Ben Goldacre, The Guardian, Saturday 23 April 2011
Last year a mainstream psychology researcher called Daryl Bem published a competent academic paper, in a well respected journal, showing evidence of precognition. Instead of designing new studies to see whether people could consciously tell you about the future, he ran some classic psychology experiments backwards.
Read the rest of this entry »
Ben Goldacre, The Guardian, 15 April 2011
HM Government have issued a new leaflet to justify their NHS reforms: Working Together For A Stronger NHS. It was produced by Number 10, appears on the Department of Health website, and many of the figures it contains are misleading, out of date, or flatly incorrect.
It begins, like much pseudoscience, with uncontroversial truths: the number of people over 85 will double, and the cost of drugs is rising.

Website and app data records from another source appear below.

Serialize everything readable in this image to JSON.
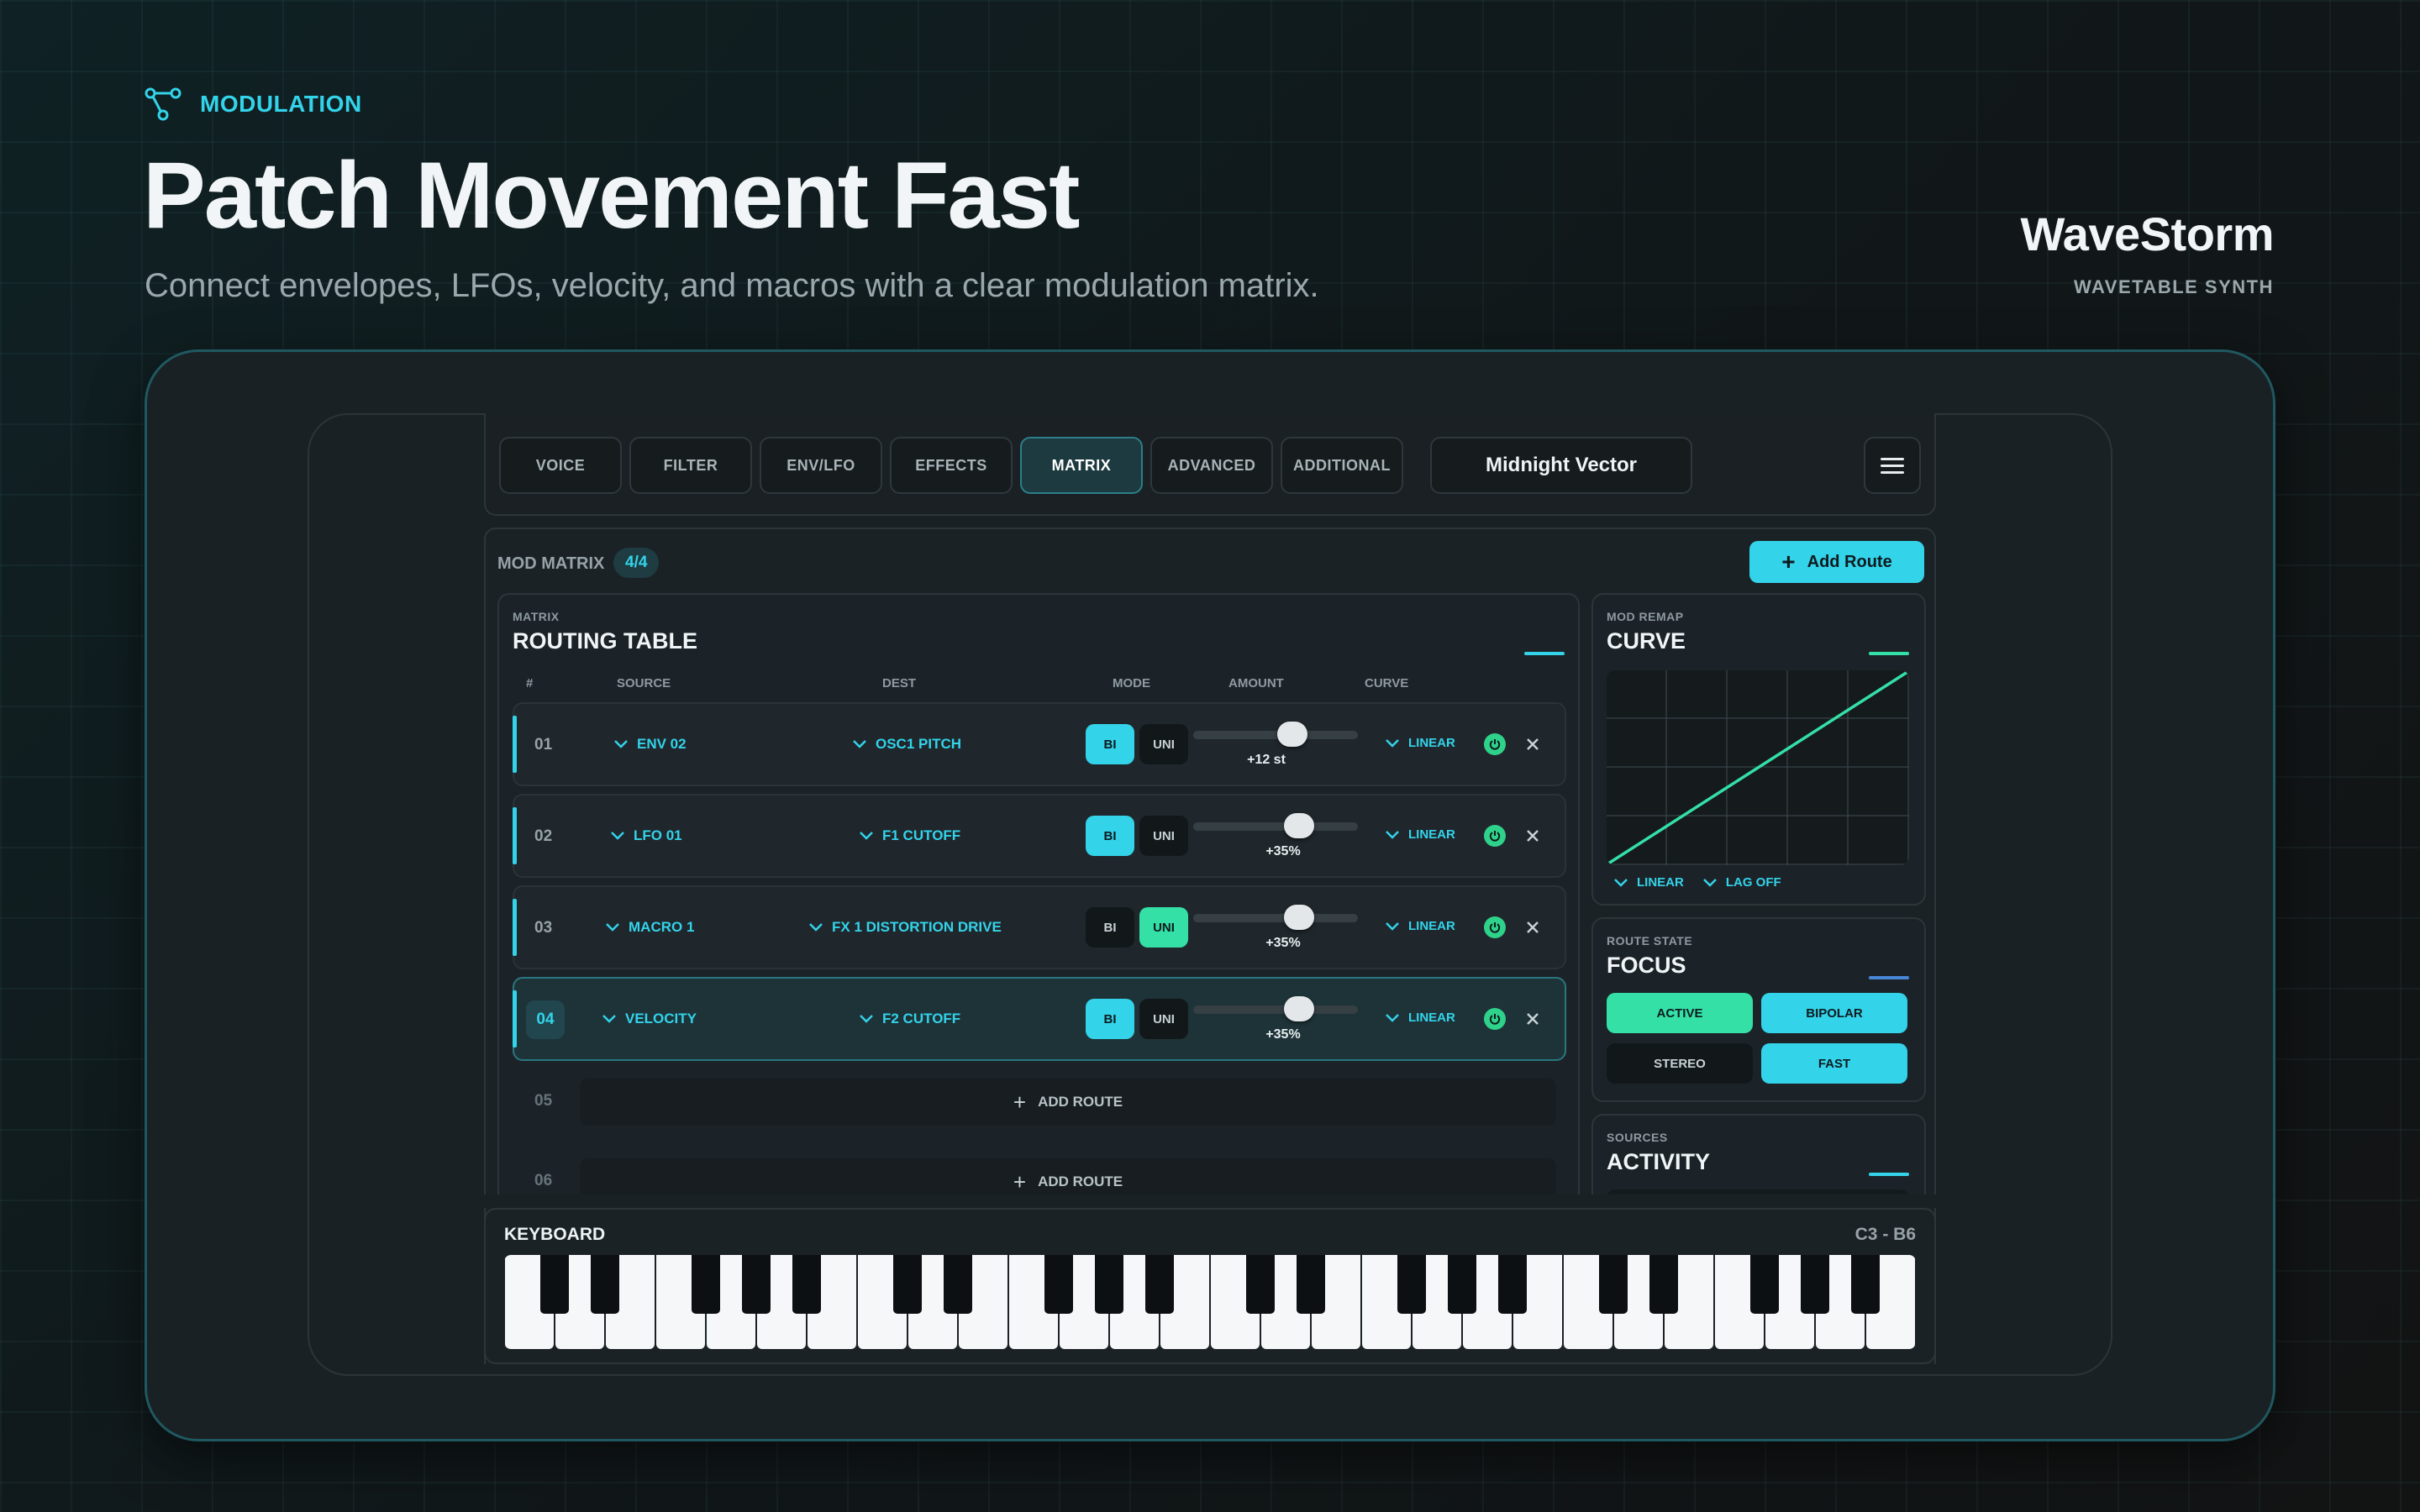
{
  "hero": {
    "eyebrow": "MODULATION",
    "title": "Patch Movement Fast",
    "subtitle": "Connect envelopes, LFOs, velocity, and macros with a clear modulation matrix."
  },
  "brand": {
    "name": "WaveStorm",
    "tagline": "WAVETABLE SYNTH"
  },
  "tabs": [
    {
      "label": "VOICE",
      "active": false
    },
    {
      "label": "FILTER",
      "active": false
    },
    {
      "label": "ENV/LFO",
      "active": false
    },
    {
      "label": "EFFECTS",
      "active": false
    },
    {
      "label": "MATRIX",
      "active": true
    },
    {
      "label": "ADVANCED",
      "active": false
    },
    {
      "label": "ADDITIONAL",
      "active": false
    }
  ],
  "preset": {
    "name": "Midnight Vector"
  },
  "menu_icon": "hamburger-menu-icon",
  "mod_matrix": {
    "label": "MOD MATRIX",
    "count": "4/4",
    "add_route_label": "Add Route"
  },
  "routing_table": {
    "eyebrow": "MATRIX",
    "title": "ROUTING TABLE",
    "columns": {
      "num": "#",
      "source": "SOURCE",
      "dest": "DEST",
      "mode": "MODE",
      "amount": "AMOUNT",
      "curve": "CURVE"
    },
    "mode_labels": {
      "bi": "BI",
      "uni": "UNI"
    },
    "rows": [
      {
        "num": "01",
        "source": "ENV 02",
        "dest": "OSC1 PITCH",
        "mode": "BI",
        "amount_label": "+12 st",
        "amount_fraction": 0.6,
        "curve": "LINEAR",
        "enabled": true,
        "focused": false
      },
      {
        "num": "02",
        "source": "LFO 01",
        "dest": "F1 CUTOFF",
        "mode": "BI",
        "amount_label": "+35%",
        "amount_fraction": 0.65,
        "curve": "LINEAR",
        "enabled": true,
        "focused": false
      },
      {
        "num": "03",
        "source": "MACRO 1",
        "dest": "FX 1 DISTORTION DRIVE",
        "mode": "UNI",
        "amount_label": "+35%",
        "amount_fraction": 0.65,
        "curve": "LINEAR",
        "enabled": true,
        "focused": false
      },
      {
        "num": "04",
        "source": "VELOCITY",
        "dest": "F2 CUTOFF",
        "mode": "BI",
        "amount_label": "+35%",
        "amount_fraction": 0.65,
        "curve": "LINEAR",
        "enabled": true,
        "focused": true
      }
    ],
    "empty_slots": [
      {
        "num": "05",
        "label": "ADD ROUTE"
      },
      {
        "num": "06",
        "label": "ADD ROUTE"
      }
    ]
  },
  "mod_remap": {
    "eyebrow": "MOD REMAP",
    "title": "CURVE",
    "curve_type": "LINEAR",
    "lag": "LAG OFF"
  },
  "route_state": {
    "eyebrow": "ROUTE STATE",
    "title": "FOCUS",
    "buttons": [
      {
        "label": "ACTIVE",
        "on": true
      },
      {
        "label": "BIPOLAR",
        "on": true
      },
      {
        "label": "STEREO",
        "on": false
      },
      {
        "label": "FAST",
        "on": true
      }
    ]
  },
  "sources": {
    "eyebrow": "SOURCES",
    "title": "ACTIVITY"
  },
  "keyboard": {
    "title": "KEYBOARD",
    "range": "C3 - B6",
    "octaves": 4
  },
  "colors": {
    "accent_cyan": "#33d3ea",
    "accent_green": "#34e0a6",
    "accent_blue": "#4a86d6",
    "panel": "#1c2328",
    "background": "#0f1a1c"
  }
}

Then the trouble starts. In large letters, alone on one entire page, you see: “If the NHS was performing at truly world-class levels we would save an extra 5,000 lives from cancer every year.” The reference for this is a paper in the British Journal of Cancer called “What if cancer survival in Britain were the same as in Europe: how many deaths are avoidable?” Read the rest of this entry »
Ben Goldacre, The Guardian, Saturday 9 April 2011

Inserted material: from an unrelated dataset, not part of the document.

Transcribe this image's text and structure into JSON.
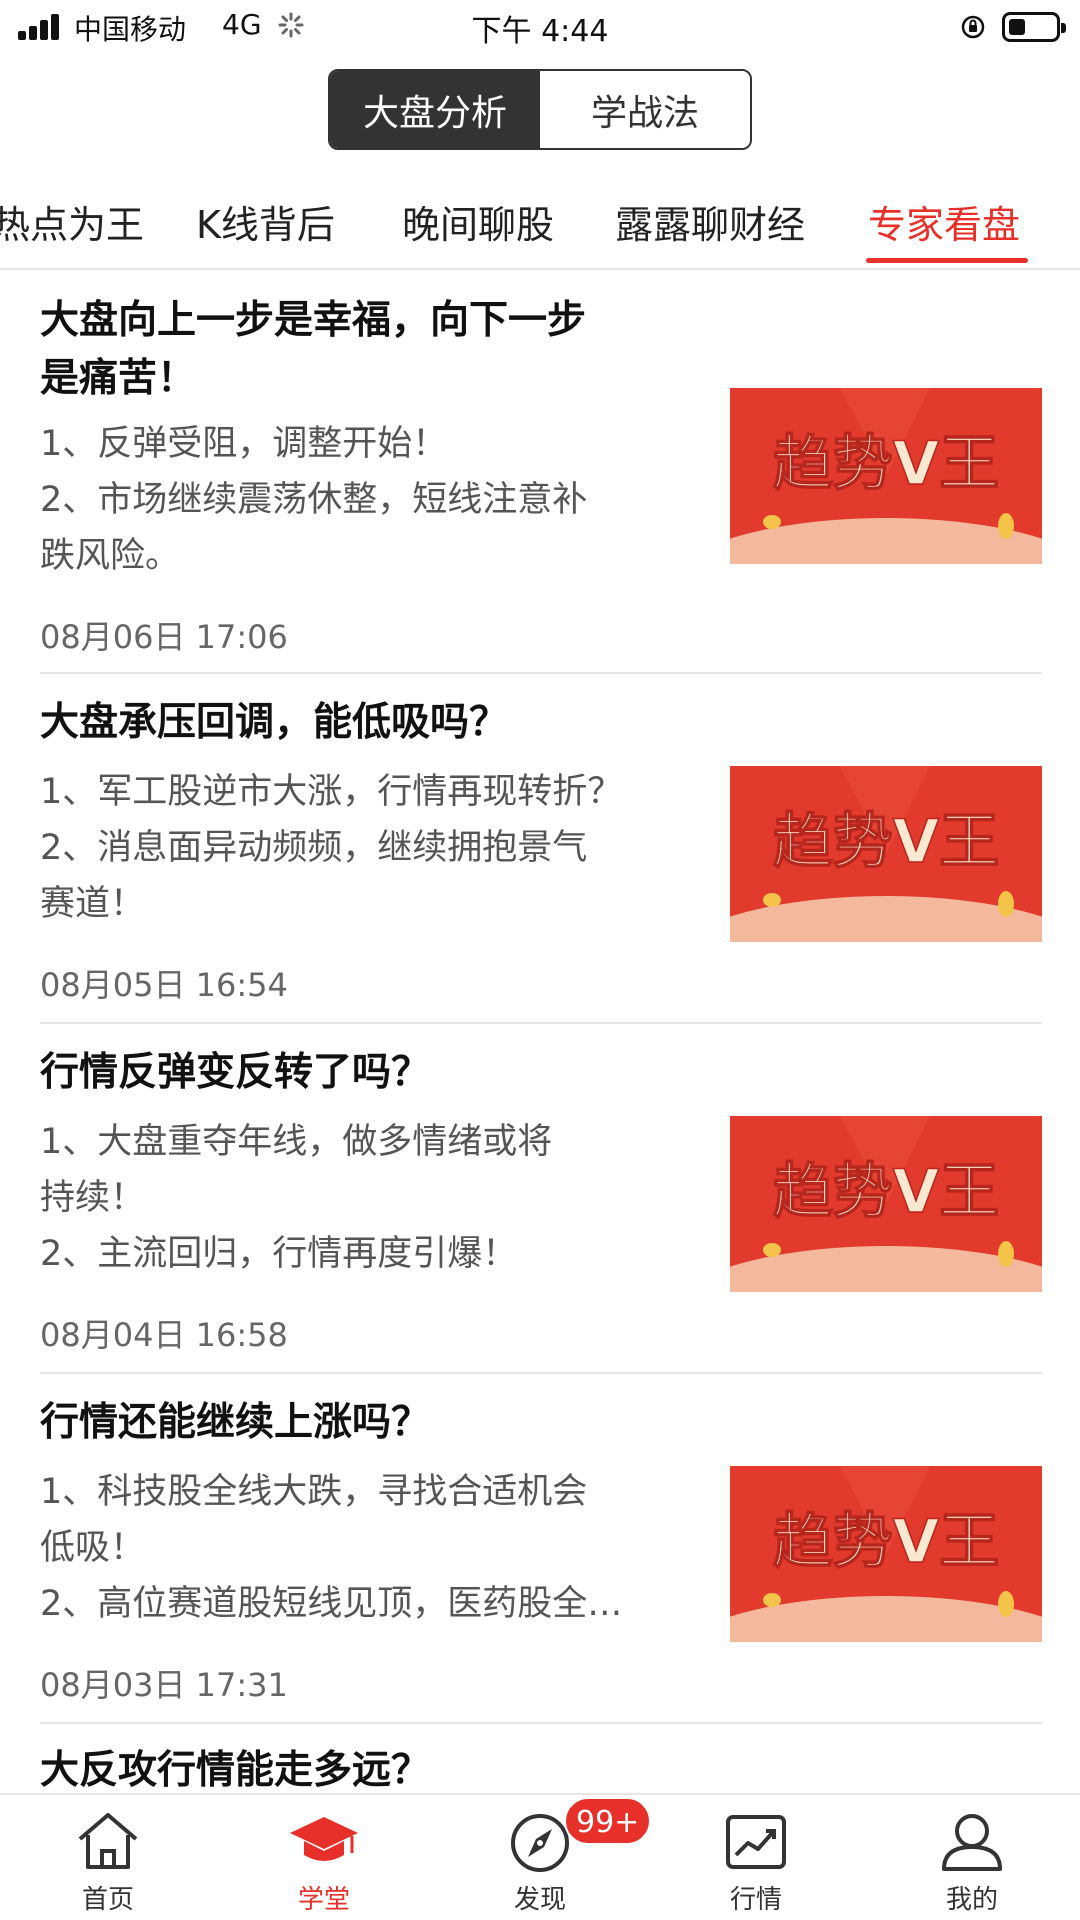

This week some journalists found a pattern in some data, and ascribed a cause to it. “Recession linked to huge rise in antidepressants” said the Telegraph. “Economic woes fuel dramatic rise in use of antidepressants” said the Daily Mail. “Record numbers of people are being handed antidepressants” said The Express. Even the Guardian joined in, and it seems to have come from a BBC report. Read the rest of this entry »
Ben Goldacre, The Guardian, Saturday 2 April 2011
Here are two fun ways that numbers can be distorted for political purposes. Stop me if I’m boring you, but each of them feels oddly poetic, in its ability to smear or stifle.
The first is simple: you can conflate two different things into one number, either to inflate a problem, or confuse it. Last weekend, a few hundred thousand people marched in London against the cuts. On the same day, there was some violent disturbance, windows smashed, policemen injured, and drunkeness. Read the rest of this entry »